Task details:
Your answer must repeat all of the entries word for word, without any images.

Records from a dataset
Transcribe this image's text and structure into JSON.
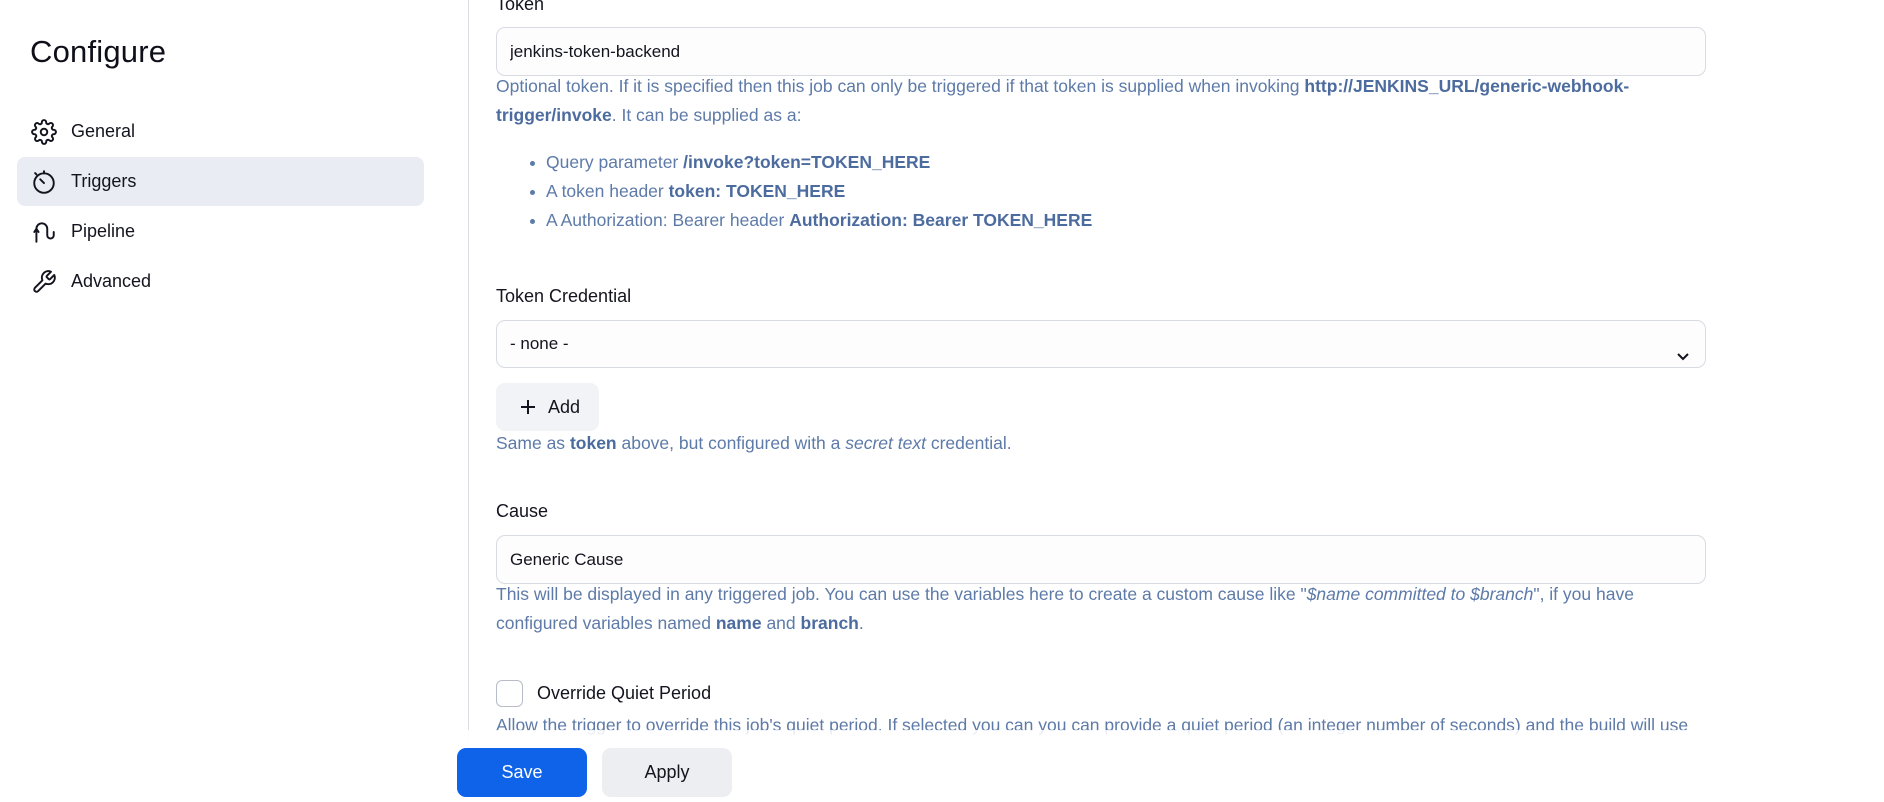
{
  "sidebar": {
    "title": "Configure",
    "items": [
      {
        "label": "General",
        "icon": "gear-icon",
        "active": false
      },
      {
        "label": "Triggers",
        "icon": "stopwatch-icon",
        "active": true
      },
      {
        "label": "Pipeline",
        "icon": "pipeline-icon",
        "active": false
      },
      {
        "label": "Advanced",
        "icon": "wrench-icon",
        "active": false
      }
    ]
  },
  "token": {
    "label": "Token",
    "value": "jenkins-token-backend",
    "help_1": "Optional token. If it is specified then this job can only be triggered if that token is supplied when invoking ",
    "help_url_1": "http://JENKINS_URL/generic-webhook-",
    "help_url_2": "trigger/invoke",
    "help_2": ". It can be supplied as a:",
    "bullets": [
      {
        "text": "Query parameter ",
        "bold": "/invoke?token=TOKEN_HERE"
      },
      {
        "text": "A token header ",
        "bold": "token: TOKEN_HERE"
      },
      {
        "text": "A Authorization: Bearer header ",
        "bold": "Authorization: Bearer TOKEN_HERE"
      }
    ]
  },
  "token_credential": {
    "label": "Token Credential",
    "selected": "- none -",
    "add_label": "Add",
    "help_1": "Same as ",
    "help_bold": "token",
    "help_2": " above, but configured with a ",
    "help_italic": "secret text",
    "help_3": " credential."
  },
  "cause": {
    "label": "Cause",
    "value": "Generic Cause",
    "help_1": "This will be displayed in any triggered job. You can use the variables here to create a custom cause like \"",
    "help_italic": "$name committed to $branch",
    "help_2": "\", if you have",
    "help_3": "configured variables named ",
    "help_bold_1": "name",
    "help_4": " and ",
    "help_bold_2": "branch",
    "help_5": "."
  },
  "quiet_period": {
    "label": "Override Quiet Period",
    "checked": false,
    "help": "Allow the trigger to override this job's quiet period. If selected you can you can provide a quiet period (an integer number of seconds) and the build will use"
  },
  "footer": {
    "save_label": "Save",
    "apply_label": "Apply"
  },
  "colors": {
    "accent": "#0e63e8",
    "help_text": "#5d7aa8",
    "active_nav_bg": "#e9ecf2"
  }
}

Result of the task:
Transcribe this image's text and structure into JSON.
{
  "sidebar": {
    "title": "Configure",
    "items": [
      {
        "label": "General",
        "icon": "gear-icon",
        "active": false
      },
      {
        "label": "Triggers",
        "icon": "stopwatch-icon",
        "active": true
      },
      {
        "label": "Pipeline",
        "icon": "pipeline-icon",
        "active": false
      },
      {
        "label": "Advanced",
        "icon": "wrench-icon",
        "active": false
      }
    ]
  },
  "token": {
    "label": "Token",
    "value": "jenkins-token-backend",
    "help_1": "Optional token. If it is specified then this job can only be triggered if that token is supplied when invoking ",
    "help_url_1": "http://JENKINS_URL/generic-webhook-",
    "help_url_2": "trigger/invoke",
    "help_2": ". It can be supplied as a:",
    "bullets": [
      {
        "text": "Query parameter ",
        "bold": "/invoke?token=TOKEN_HERE"
      },
      {
        "text": "A token header ",
        "bold": "token: TOKEN_HERE"
      },
      {
        "text": "A Authorization: Bearer header ",
        "bold": "Authorization: Bearer TOKEN_HERE"
      }
    ]
  },
  "token_credential": {
    "label": "Token Credential",
    "selected": "- none -",
    "add_label": "Add",
    "help_1": "Same as ",
    "help_bold": "token",
    "help_2": " above, but configured with a ",
    "help_italic": "secret text",
    "help_3": " credential."
  },
  "cause": {
    "label": "Cause",
    "value": "Generic Cause",
    "help_1": "This will be displayed in any triggered job. You can use the variables here to create a custom cause like \"",
    "help_italic": "$name committed to $branch",
    "help_2": "\", if you have",
    "help_3": "configured variables named ",
    "help_bold_1": "name",
    "help_4": " and ",
    "help_bold_2": "branch",
    "help_5": "."
  },
  "quiet_period": {
    "label": "Override Quiet Period",
    "checked": false,
    "help": "Allow the trigger to override this job's quiet period. If selected you can you can provide a quiet period (an integer number of seconds) and the build will use"
  },
  "footer": {
    "save_label": "Save",
    "apply_label": "Apply"
  },
  "colors": {
    "accent": "#0e63e8",
    "help_text": "#5d7aa8",
    "active_nav_bg": "#e9ecf2"
  }
}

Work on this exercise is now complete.